### PROBLEM STATEMENT
What is needed is an exact copy of the data that follows.
--------------------------------
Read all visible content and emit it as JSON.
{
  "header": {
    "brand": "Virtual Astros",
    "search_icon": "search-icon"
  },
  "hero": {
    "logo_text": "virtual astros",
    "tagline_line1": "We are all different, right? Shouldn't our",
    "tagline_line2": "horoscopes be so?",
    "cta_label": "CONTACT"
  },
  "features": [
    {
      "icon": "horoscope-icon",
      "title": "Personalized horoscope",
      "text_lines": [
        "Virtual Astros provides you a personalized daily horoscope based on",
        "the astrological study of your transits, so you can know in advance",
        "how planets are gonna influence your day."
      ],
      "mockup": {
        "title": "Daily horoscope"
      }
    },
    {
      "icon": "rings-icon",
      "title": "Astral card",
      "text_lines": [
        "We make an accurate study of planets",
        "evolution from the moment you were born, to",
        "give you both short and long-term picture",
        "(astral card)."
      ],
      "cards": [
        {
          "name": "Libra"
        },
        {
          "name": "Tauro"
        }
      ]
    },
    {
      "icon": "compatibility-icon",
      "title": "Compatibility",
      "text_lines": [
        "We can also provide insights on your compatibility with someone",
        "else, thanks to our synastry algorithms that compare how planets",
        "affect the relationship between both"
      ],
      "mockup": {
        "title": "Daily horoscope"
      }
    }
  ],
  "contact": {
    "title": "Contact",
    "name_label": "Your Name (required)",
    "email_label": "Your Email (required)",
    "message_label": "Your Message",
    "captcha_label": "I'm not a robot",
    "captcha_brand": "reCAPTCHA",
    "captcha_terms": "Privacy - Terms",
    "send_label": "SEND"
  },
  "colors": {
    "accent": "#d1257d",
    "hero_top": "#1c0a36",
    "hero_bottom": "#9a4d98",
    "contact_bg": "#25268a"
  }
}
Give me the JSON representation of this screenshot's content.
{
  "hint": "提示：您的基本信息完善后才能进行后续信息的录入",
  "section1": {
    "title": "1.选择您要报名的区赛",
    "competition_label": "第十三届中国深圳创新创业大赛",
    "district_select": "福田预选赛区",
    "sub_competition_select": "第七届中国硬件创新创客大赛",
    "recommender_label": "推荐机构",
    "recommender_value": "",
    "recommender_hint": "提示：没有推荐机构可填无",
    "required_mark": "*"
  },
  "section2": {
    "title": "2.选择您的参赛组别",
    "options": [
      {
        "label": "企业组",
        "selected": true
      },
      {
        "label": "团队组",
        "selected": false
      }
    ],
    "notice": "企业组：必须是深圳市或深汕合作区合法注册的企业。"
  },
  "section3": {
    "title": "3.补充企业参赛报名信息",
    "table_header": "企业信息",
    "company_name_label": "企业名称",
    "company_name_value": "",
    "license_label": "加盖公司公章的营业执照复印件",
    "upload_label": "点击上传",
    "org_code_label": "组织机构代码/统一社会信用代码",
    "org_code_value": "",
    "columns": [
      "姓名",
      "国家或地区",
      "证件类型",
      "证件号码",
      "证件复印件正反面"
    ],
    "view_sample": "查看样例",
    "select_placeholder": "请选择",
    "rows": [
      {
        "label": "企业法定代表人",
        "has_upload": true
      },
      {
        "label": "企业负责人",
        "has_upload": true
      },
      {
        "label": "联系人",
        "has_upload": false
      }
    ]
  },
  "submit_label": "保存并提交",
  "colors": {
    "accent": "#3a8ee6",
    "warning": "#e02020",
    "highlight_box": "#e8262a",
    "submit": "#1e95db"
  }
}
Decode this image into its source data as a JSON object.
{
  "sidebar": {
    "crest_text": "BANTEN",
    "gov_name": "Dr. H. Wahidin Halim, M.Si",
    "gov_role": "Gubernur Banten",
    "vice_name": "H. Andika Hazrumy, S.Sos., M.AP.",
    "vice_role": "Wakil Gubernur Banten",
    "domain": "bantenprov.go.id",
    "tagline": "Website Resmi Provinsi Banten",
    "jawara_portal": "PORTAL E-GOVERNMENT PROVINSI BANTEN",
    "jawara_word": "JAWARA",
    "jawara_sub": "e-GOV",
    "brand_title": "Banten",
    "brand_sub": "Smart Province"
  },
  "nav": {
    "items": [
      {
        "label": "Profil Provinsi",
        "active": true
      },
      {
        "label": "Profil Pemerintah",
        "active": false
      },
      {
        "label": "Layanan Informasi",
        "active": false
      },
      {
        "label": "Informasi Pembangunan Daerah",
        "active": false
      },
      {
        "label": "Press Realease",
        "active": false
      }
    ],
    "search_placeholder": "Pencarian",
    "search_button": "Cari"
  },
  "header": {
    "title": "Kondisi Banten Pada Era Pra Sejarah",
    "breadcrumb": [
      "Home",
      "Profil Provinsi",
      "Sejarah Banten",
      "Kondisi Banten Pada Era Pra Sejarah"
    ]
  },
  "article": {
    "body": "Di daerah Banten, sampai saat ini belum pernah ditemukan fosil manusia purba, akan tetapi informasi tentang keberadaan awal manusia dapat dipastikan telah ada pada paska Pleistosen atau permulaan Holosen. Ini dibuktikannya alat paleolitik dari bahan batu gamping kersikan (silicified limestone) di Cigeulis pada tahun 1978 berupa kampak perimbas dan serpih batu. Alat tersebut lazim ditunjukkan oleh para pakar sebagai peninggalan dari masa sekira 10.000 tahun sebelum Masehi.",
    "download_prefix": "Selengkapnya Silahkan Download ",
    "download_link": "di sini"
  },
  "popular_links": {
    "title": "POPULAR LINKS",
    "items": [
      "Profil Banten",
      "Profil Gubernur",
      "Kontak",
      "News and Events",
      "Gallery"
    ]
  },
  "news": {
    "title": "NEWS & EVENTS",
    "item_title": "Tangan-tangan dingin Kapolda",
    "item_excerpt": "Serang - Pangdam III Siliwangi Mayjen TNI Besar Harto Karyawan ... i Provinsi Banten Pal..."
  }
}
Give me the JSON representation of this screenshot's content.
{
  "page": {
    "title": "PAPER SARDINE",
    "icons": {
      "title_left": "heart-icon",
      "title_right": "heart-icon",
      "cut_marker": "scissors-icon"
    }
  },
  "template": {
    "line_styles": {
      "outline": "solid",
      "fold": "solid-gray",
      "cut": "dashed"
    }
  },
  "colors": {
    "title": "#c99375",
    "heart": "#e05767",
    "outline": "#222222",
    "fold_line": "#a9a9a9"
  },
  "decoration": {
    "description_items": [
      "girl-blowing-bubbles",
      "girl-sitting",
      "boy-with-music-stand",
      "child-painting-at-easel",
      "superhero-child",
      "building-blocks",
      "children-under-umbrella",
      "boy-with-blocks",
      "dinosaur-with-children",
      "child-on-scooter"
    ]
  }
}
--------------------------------
### ANSWER TO THIS PROBLEM
Read all visible content and emit it as JSON.
{
  "header": {
    "brand": "Virtual Astros",
    "search_icon": "search-icon"
  },
  "hero": {
    "logo_text": "virtual astros",
    "tagline_line1": "We are all different, right? Shouldn't our",
    "tagline_line2": "horoscopes be so?",
    "cta_label": "CONTACT"
  },
  "features": [
    {
      "icon": "horoscope-icon",
      "title": "Personalized horoscope",
      "text_lines": [
        "Virtual Astros provides you a personalized daily horoscope based on",
        "the astrological study of your transits, so you can know in advance",
        "how planets are gonna influence your day."
      ],
      "mockup": {
        "title": "Daily horoscope"
      }
    },
    {
      "icon": "rings-icon",
      "title": "Astral card",
      "text_lines": [
        "We make an accurate study of planets",
        "evolution from the moment you were born, to",
        "give you both short and long-term picture",
        "(astral card)."
      ],
      "cards": [
        {
          "name": "Libra"
        },
        {
          "name": "Tauro"
        }
      ]
    },
    {
      "icon": "compatibility-icon",
      "title": "Compatibility",
      "text_lines": [
        "We can also provide insights on your compatibility with someone",
        "else, thanks to our synastry algorithms that compare how planets",
        "affect the relationship between both"
      ],
      "mockup": {
        "title": "Daily horoscope"
      }
    }
  ],
  "contact": {
    "title": "Contact",
    "name_label": "Your Name (required)",
    "email_label": "Your Email (required)",
    "message_label": "Your Message",
    "captcha_label": "I'm not a robot",
    "captcha_brand": "reCAPTCHA",
    "captcha_terms": "Privacy - Terms",
    "send_label": "SEND"
  },
  "colors": {
    "accent": "#d1257d",
    "hero_top": "#1c0a36",
    "hero_bottom": "#9a4d98",
    "contact_bg": "#25268a"
  }
}
Give me the JSON representation of this screenshot's content.
{
  "hint": "提示：您的基本信息完善后才能进行后续信息的录入",
  "section1": {
    "title": "1.选择您要报名的区赛",
    "competition_label": "第十三届中国深圳创新创业大赛",
    "district_select": "福田预选赛区",
    "sub_competition_select": "第七届中国硬件创新创客大赛",
    "recommender_label": "推荐机构",
    "recommender_value": "",
    "recommender_hint": "提示：没有推荐机构可填无",
    "required_mark": "*"
  },
  "section2": {
    "title": "2.选择您的参赛组别",
    "options": [
      {
        "label": "企业组",
        "selected": true
      },
      {
        "label": "团队组",
        "selected": false
      }
    ],
    "notice": "企业组：必须是深圳市或深汕合作区合法注册的企业。"
  },
  "section3": {
    "title": "3.补充企业参赛报名信息",
    "table_header": "企业信息",
    "company_name_label": "企业名称",
    "company_name_value": "",
    "license_label": "加盖公司公章的营业执照复印件",
    "upload_label": "点击上传",
    "org_code_label": "组织机构代码/统一社会信用代码",
    "org_code_value": "",
    "columns": [
      "姓名",
      "国家或地区",
      "证件类型",
      "证件号码",
      "证件复印件正反面"
    ],
    "view_sample": "查看样例",
    "select_placeholder": "请选择",
    "rows": [
      {
        "label": "企业法定代表人",
        "has_upload": true
      },
      {
        "label": "企业负责人",
        "has_upload": true
      },
      {
        "label": "联系人",
        "has_upload": false
      }
    ]
  },
  "submit_label": "保存并提交",
  "colors": {
    "accent": "#3a8ee6",
    "warning": "#e02020",
    "highlight_box": "#e8262a",
    "submit": "#1e95db"
  }
}
Decode this image into its source data as a JSON object.
{
  "sidebar": {
    "crest_text": "BANTEN",
    "gov_name": "Dr. H. Wahidin Halim, M.Si",
    "gov_role": "Gubernur Banten",
    "vice_name": "H. Andika Hazrumy, S.Sos., M.AP.",
    "vice_role": "Wakil Gubernur Banten",
    "domain": "bantenprov.go.id",
    "tagline": "Website Resmi Provinsi Banten",
    "jawara_portal": "PORTAL E-GOVERNMENT PROVINSI BANTEN",
    "jawara_word": "JAWARA",
    "jawara_sub": "e-GOV",
    "brand_title": "Banten",
    "brand_sub": "Smart Province"
  },
  "nav": {
    "items": [
      {
        "label": "Profil Provinsi",
        "active": true
      },
      {
        "label": "Profil Pemerintah",
        "active": false
      },
      {
        "label": "Layanan Informasi",
        "active": false
      },
      {
        "label": "Informasi Pembangunan Daerah",
        "active": false
      },
      {
        "label": "Press Realease",
        "active": false
      }
    ],
    "search_placeholder": "Pencarian",
    "search_button": "Cari"
  },
  "header": {
    "title": "Kondisi Banten Pada Era Pra Sejarah",
    "breadcrumb": [
      "Home",
      "Profil Provinsi",
      "Sejarah Banten",
      "Kondisi Banten Pada Era Pra Sejarah"
    ]
  },
  "article": {
    "body": "Di daerah Banten, sampai saat ini belum pernah ditemukan fosil manusia purba, akan tetapi informasi tentang keberadaan awal manusia dapat dipastikan telah ada pada paska Pleistosen atau permulaan Holosen. Ini dibuktikannya alat paleolitik dari bahan batu gamping kersikan (silicified limestone) di Cigeulis pada tahun 1978 berupa kampak perimbas dan serpih batu. Alat tersebut lazim ditunjukkan oleh para pakar sebagai peninggalan dari masa sekira 10.000 tahun sebelum Masehi.",
    "download_prefix": "Selengkapnya Silahkan Download ",
    "download_link": "di sini"
  },
  "popular_links": {
    "title": "POPULAR LINKS",
    "items": [
      "Profil Banten",
      "Profil Gubernur",
      "Kontak",
      "News and Events",
      "Gallery"
    ]
  },
  "news": {
    "title": "NEWS & EVENTS",
    "item_title": "Tangan-tangan dingin Kapolda",
    "item_excerpt": "Serang - Pangdam III Siliwangi Mayjen TNI Besar Harto Karyawan ... i Provinsi Banten Pal..."
  }
}
Give me the JSON representation of this screenshot's content.
{
  "page": {
    "title": "PAPER SARDINE",
    "icons": {
      "title_left": "heart-icon",
      "title_right": "heart-icon",
      "cut_marker": "scissors-icon"
    }
  },
  "template": {
    "line_styles": {
      "outline": "solid",
      "fold": "solid-gray",
      "cut": "dashed"
    }
  },
  "colors": {
    "title": "#c99375",
    "heart": "#e05767",
    "outline": "#222222",
    "fold_line": "#a9a9a9"
  },
  "decoration": {
    "description_items": [
      "girl-blowing-bubbles",
      "girl-sitting",
      "boy-with-music-stand",
      "child-painting-at-easel",
      "superhero-child",
      "building-blocks",
      "children-under-umbrella",
      "boy-with-blocks",
      "dinosaur-with-children",
      "child-on-scooter"
    ]
  }
}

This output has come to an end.